_Information shown_.
----

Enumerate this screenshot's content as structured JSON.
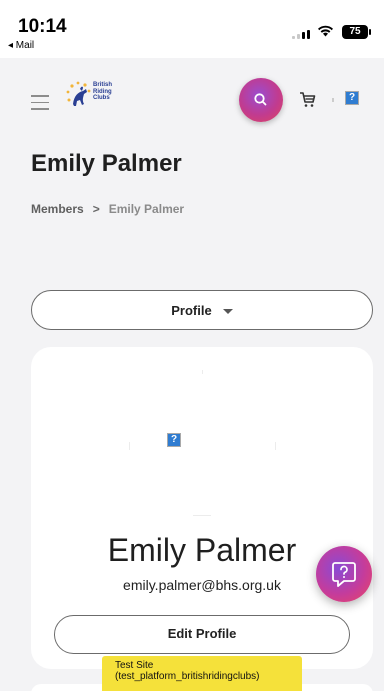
{
  "status_bar": {
    "time": "10:14",
    "back_app": "◂ Mail",
    "battery": "75"
  },
  "header": {
    "logo_text": [
      "British",
      "Riding",
      "Clubs"
    ],
    "avatar_placeholder": "?",
    "accent_gradient": [
      "#9a4dd0",
      "#e0455f"
    ]
  },
  "page": {
    "title": "Emily Palmer",
    "breadcrumb": {
      "parent": "Members",
      "separator": ">",
      "current": "Emily Palmer"
    }
  },
  "profile_dropdown": {
    "selected": "Profile"
  },
  "profile_card": {
    "avatar_placeholder": "?",
    "name": "Emily Palmer",
    "email": "emily.palmer@bhs.org.uk",
    "edit_label": "Edit Profile"
  },
  "test_banner": {
    "line1": "Test Site",
    "line2": "(test_platform_britishridingclubs)"
  }
}
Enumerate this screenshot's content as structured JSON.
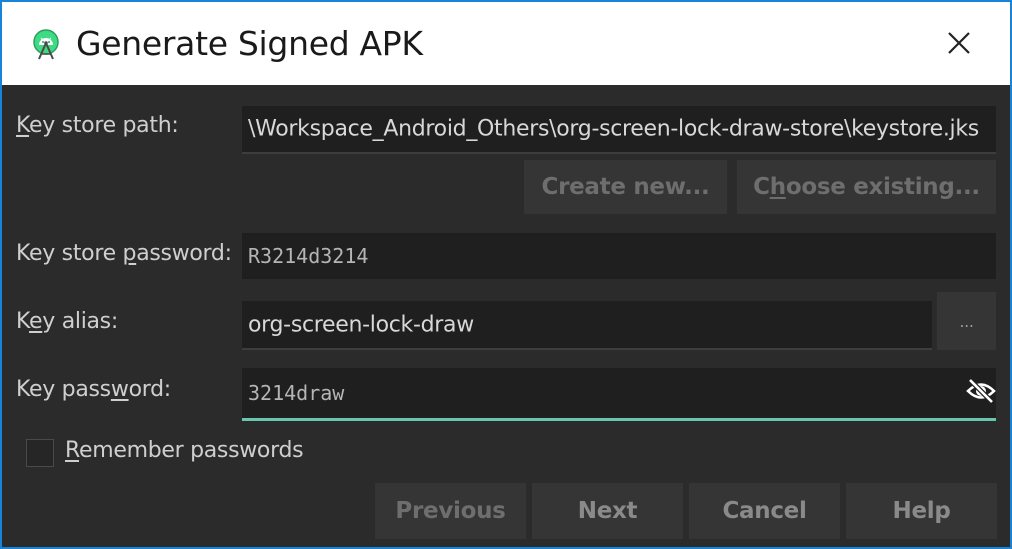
{
  "window": {
    "title": "Generate Signed APK",
    "icon": "android-studio-icon",
    "close_icon": "close-icon"
  },
  "form": {
    "keystore_path": {
      "label_prefix": "K",
      "label_rest": "ey store path:",
      "value": "\\Workspace_Android_Others\\org-screen-lock-draw-store\\keystore.jks"
    },
    "create_new_label": "Create new...",
    "choose_existing": {
      "before": "C",
      "mnemonic": "h",
      "after": "oose existing..."
    },
    "keystore_password": {
      "label_before": "Key store ",
      "label_mnemonic": "p",
      "label_after": "assword:",
      "value": "R3214d3214"
    },
    "key_alias": {
      "label_before": "K",
      "label_mnemonic": "e",
      "label_after": "y alias:",
      "value": "org-screen-lock-draw",
      "browse_label": "..."
    },
    "key_password": {
      "label_before": "Key pass",
      "label_mnemonic": "w",
      "label_after": "ord:",
      "value": "3214draw",
      "toggle_icon": "eye-slash-icon"
    },
    "remember": {
      "mnemonic": "R",
      "label_rest": "emember passwords",
      "checked": false
    }
  },
  "buttons": {
    "previous": "Previous",
    "next": "Next",
    "cancel": "Cancel",
    "help": "Help"
  },
  "colors": {
    "window_border": "#1883d7",
    "background": "#2b2b2b",
    "focus_underline": "#6ac5b0"
  }
}
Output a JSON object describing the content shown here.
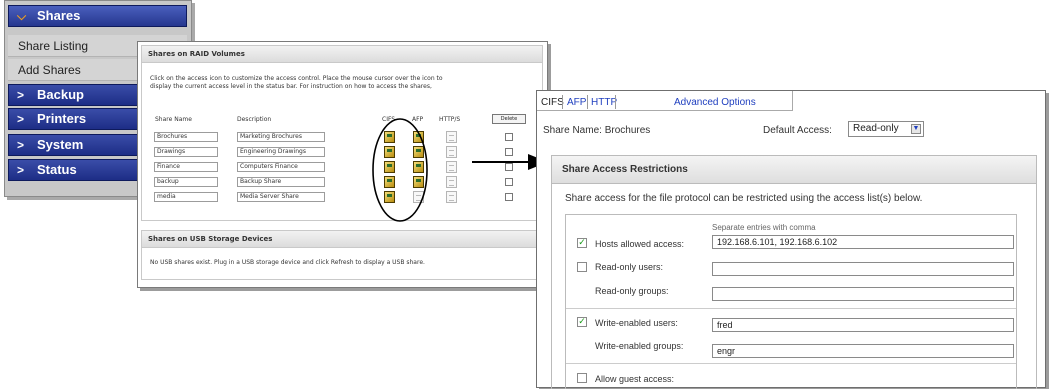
{
  "nav": {
    "items": [
      {
        "label": "Shares",
        "active": true,
        "icon": "chevron-down-icon"
      },
      {
        "label": "Share Listing"
      },
      {
        "label": "Add Shares"
      },
      {
        "label": "Backup",
        "icon": "chevron-right-icon"
      },
      {
        "label": "Printers",
        "icon": "chevron-right-icon"
      },
      {
        "label": "System",
        "icon": "chevron-right-icon"
      },
      {
        "label": "Status",
        "icon": "chevron-right-icon"
      }
    ]
  },
  "raid": {
    "title": "Shares on RAID Volumes",
    "help_line1": "Click on the access icon to customize the access control. Place the mouse cursor over the icon to",
    "help_line2": "display the current access level in the status bar. For instruction on how to access the shares,",
    "columns": {
      "name": "Share Name",
      "desc": "Description",
      "cifs": "CIFS",
      "afp": "AFP",
      "http": "HTTP/S",
      "delete": "Delete"
    },
    "rows": [
      {
        "name": "Brochures",
        "desc": "Marketing Brochures",
        "afp": true
      },
      {
        "name": "Drawings",
        "desc": "Engineering Drawings",
        "afp": true
      },
      {
        "name": "Finance",
        "desc": "Computers Finance",
        "afp": true
      },
      {
        "name": "backup",
        "desc": "Backup Share",
        "afp": true
      },
      {
        "name": "media",
        "desc": "Media Server Share",
        "afp": false
      }
    ]
  },
  "usb": {
    "title": "Shares on USB Storage Devices",
    "message": "No USB shares exist. Plug in a USB storage device and click Refresh to display a USB share."
  },
  "access": {
    "tabs": [
      "CIFS",
      "AFP",
      "HTTP"
    ],
    "advanced": "Advanced Options",
    "share_name_label": "Share Name:",
    "share_name": "Brochures",
    "default_access_label": "Default Access:",
    "default_access": "Read-only",
    "section_title": "Share Access Restrictions",
    "intro": "Share access for the file protocol can be restricted using the access list(s) below.",
    "hint": "Separate entries with comma",
    "fields": [
      {
        "label": "Hosts allowed access:",
        "checked": true,
        "value": "192.168.6.101, 192.168.6.102"
      },
      {
        "label": "Read-only users:",
        "checked": false,
        "value": ""
      },
      {
        "label": "Read-only groups:",
        "value": ""
      },
      {
        "label": "Write-enabled users:",
        "checked": true,
        "value": "fred"
      },
      {
        "label": "Write-enabled groups:",
        "value": "engr"
      }
    ],
    "guest_label": "Allow guest access:"
  },
  "colors": {
    "nav_blue": "#26378f",
    "accent_orange": "#f0a020",
    "link_blue": "#1f3fbf"
  }
}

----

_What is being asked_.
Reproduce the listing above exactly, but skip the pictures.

_Response box_.
Enumerate this screenshot's content as structured JSON.
{
  "status_bar": {
    "time": "10:14",
    "back_app": "◂ Mail",
    "battery": "75"
  },
  "header": {
    "logo_text": [
      "British",
      "Riding",
      "Clubs"
    ],
    "avatar_placeholder": "?",
    "accent_gradient": [
      "#9a4dd0",
      "#e0455f"
    ]
  },
  "page": {
    "title": "Emily Palmer",
    "breadcrumb": {
      "parent": "Members",
      "separator": ">",
      "current": "Emily Palmer"
    }
  },
  "profile_dropdown": {
    "selected": "Profile"
  },
  "profile_card": {
    "avatar_placeholder": "?",
    "name": "Emily Palmer",
    "email": "emily.palmer@bhs.org.uk",
    "edit_label": "Edit Profile"
  },
  "test_banner": {
    "line1": "Test Site",
    "line2": "(test_platform_britishridingclubs)"
  }
}
Enumerate this screenshot's content as structured JSON.
{
  "window": {
    "title": "Generate Signed APK",
    "icon": "android-studio-icon",
    "close_icon": "close-icon"
  },
  "form": {
    "keystore_path": {
      "label_prefix": "K",
      "label_rest": "ey store path:",
      "value": "\\Workspace_Android_Others\\org-screen-lock-draw-store\\keystore.jks"
    },
    "create_new_label": "Create new...",
    "choose_existing": {
      "before": "C",
      "mnemonic": "h",
      "after": "oose existing..."
    },
    "keystore_password": {
      "label_before": "Key store ",
      "label_mnemonic": "p",
      "label_after": "assword:",
      "value": "R3214d3214"
    },
    "key_alias": {
      "label_before": "K",
      "label_mnemonic": "e",
      "label_after": "y alias:",
      "value": "org-screen-lock-draw",
      "browse_label": "..."
    },
    "key_password": {
      "label_before": "Key pass",
      "label_mnemonic": "w",
      "label_after": "ord:",
      "value": "3214draw",
      "toggle_icon": "eye-slash-icon"
    },
    "remember": {
      "mnemonic": "R",
      "label_rest": "emember passwords",
      "checked": false
    }
  },
  "buttons": {
    "previous": "Previous",
    "next": "Next",
    "cancel": "Cancel",
    "help": "Help"
  },
  "colors": {
    "window_border": "#1883d7",
    "background": "#2b2b2b",
    "focus_underline": "#6ac5b0"
  }
}
Output a JSON object describing the content shown here.
{
  "nav": {
    "items": [
      {
        "label": "Shares",
        "active": true,
        "icon": "chevron-down-icon"
      },
      {
        "label": "Share Listing"
      },
      {
        "label": "Add Shares"
      },
      {
        "label": "Backup",
        "icon": "chevron-right-icon"
      },
      {
        "label": "Printers",
        "icon": "chevron-right-icon"
      },
      {
        "label": "System",
        "icon": "chevron-right-icon"
      },
      {
        "label": "Status",
        "icon": "chevron-right-icon"
      }
    ]
  },
  "raid": {
    "title": "Shares on RAID Volumes",
    "help_line1": "Click on the access icon to customize the access control. Place the mouse cursor over the icon to",
    "help_line2": "display the current access level in the status bar. For instruction on how to access the shares,",
    "columns": {
      "name": "Share Name",
      "desc": "Description",
      "cifs": "CIFS",
      "afp": "AFP",
      "http": "HTTP/S",
      "delete": "Delete"
    },
    "rows": [
      {
        "name": "Brochures",
        "desc": "Marketing Brochures",
        "afp": true
      },
      {
        "name": "Drawings",
        "desc": "Engineering Drawings",
        "afp": true
      },
      {
        "name": "Finance",
        "desc": "Computers Finance",
        "afp": true
      },
      {
        "name": "backup",
        "desc": "Backup Share",
        "afp": true
      },
      {
        "name": "media",
        "desc": "Media Server Share",
        "afp": false
      }
    ]
  },
  "usb": {
    "title": "Shares on USB Storage Devices",
    "message": "No USB shares exist. Plug in a USB storage device and click Refresh to display a USB share."
  },
  "access": {
    "tabs": [
      "CIFS",
      "AFP",
      "HTTP"
    ],
    "advanced": "Advanced Options",
    "share_name_label": "Share Name:",
    "share_name": "Brochures",
    "default_access_label": "Default Access:",
    "default_access": "Read-only",
    "section_title": "Share Access Restrictions",
    "intro": "Share access for the file protocol can be restricted using the access list(s) below.",
    "hint": "Separate entries with comma",
    "fields": [
      {
        "label": "Hosts allowed access:",
        "checked": true,
        "value": "192.168.6.101, 192.168.6.102"
      },
      {
        "label": "Read-only users:",
        "checked": false,
        "value": ""
      },
      {
        "label": "Read-only groups:",
        "value": ""
      },
      {
        "label": "Write-enabled users:",
        "checked": true,
        "value": "fred"
      },
      {
        "label": "Write-enabled groups:",
        "value": "engr"
      }
    ],
    "guest_label": "Allow guest access:"
  },
  "colors": {
    "nav_blue": "#26378f",
    "accent_orange": "#f0a020",
    "link_blue": "#1f3fbf"
  }
}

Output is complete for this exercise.